In: The Libraries of the Neoplatonists
In: Islam and Rationality
In: Islam and Rationality
In: Averroes and the Aristotelian Tradition


Maimonides (d. 1204) employs three different sets of terms for good and bad in his Guide of the Perplexed I, 2: one Hebrew set (from Gen. 3:5), ṭov and raʿ; and two Arabic sets, al-ḫayr and al-šarr, and al-ḥasan and al-qabīḥ. Guide I, 2 is one of the betterknown chapters of the book – one of the first chapters the beginning student of the Guide encounters and one whose important teachings have been the subject of many valuable studies.

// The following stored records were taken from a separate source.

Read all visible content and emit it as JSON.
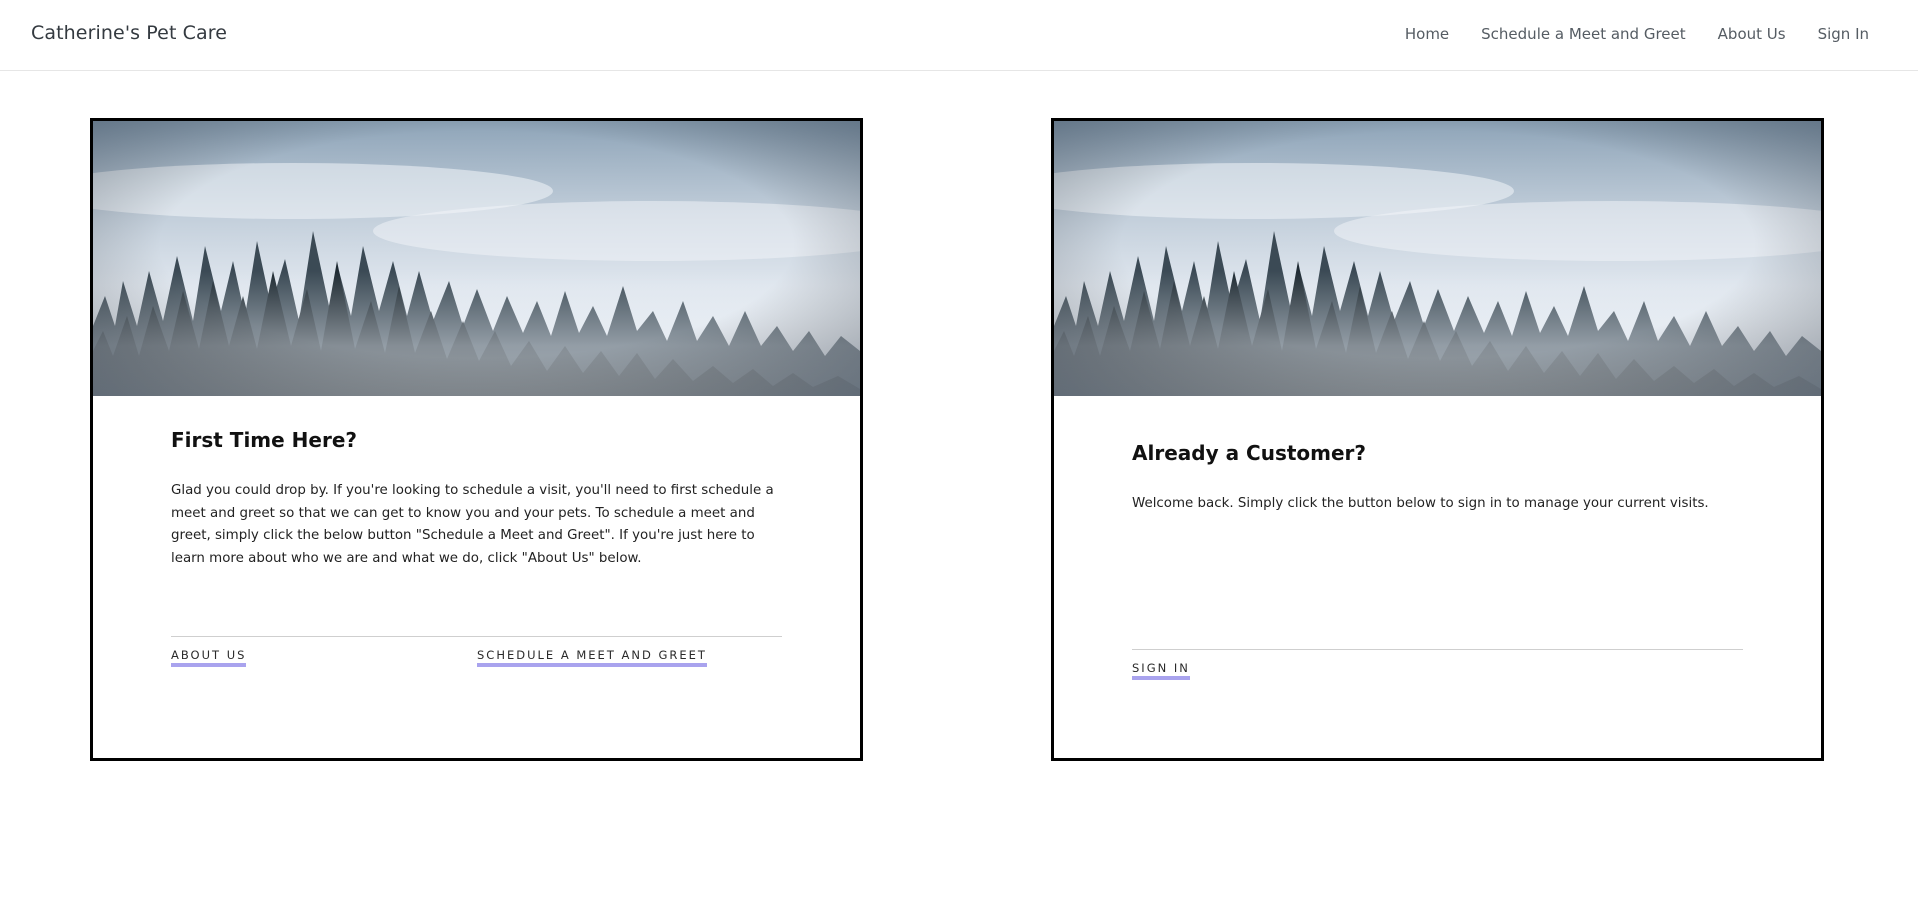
{
  "navbar": {
    "brand": "Catherine's Pet Care",
    "links": [
      {
        "label": "Home"
      },
      {
        "label": "Schedule a Meet and Greet"
      },
      {
        "label": "About Us"
      },
      {
        "label": "Sign In"
      }
    ]
  },
  "cards": [
    {
      "title": "First Time Here?",
      "text": "Glad you could drop by. If you're looking to schedule a visit, you'll need to first schedule a meet and greet so that we can get to know you and your pets. To schedule a meet and greet, simply click the below button \"Schedule a Meet and Greet\". If you're just here to learn more about who we are and what we do, click \"About Us\" below.",
      "actions": [
        {
          "label": "ABOUT US"
        },
        {
          "label": "SCHEDULE A MEET AND GREET"
        }
      ]
    },
    {
      "title": "Already a Customer?",
      "text": "Welcome back. Simply click the button below to sign in to manage your current visits.",
      "actions": [
        {
          "label": "SIGN IN"
        }
      ]
    }
  ],
  "colors": {
    "nav_text": "#555c63",
    "brand_text": "#343a40",
    "link_underline": "#a9a3ee",
    "card_border": "#000000"
  },
  "images": {
    "hero": "misty-pine-forest-image"
  }
}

Curiously, leading translators and scholars do not see any meaningful distinction between the two sets of Arabic terms despite Maimonides’ well-known declaration that “the diction of this Treatise has not been chosen at haphazard” (see below, n. 19). This article seeks to understand and explain why Maimonides employs two different sets of Arabic terms here for the concepts of good and bad, with special focus on qabīḥ, a key term for him in this chapter and in others in the book.

In: Oriens
In: Studies on Steinschneider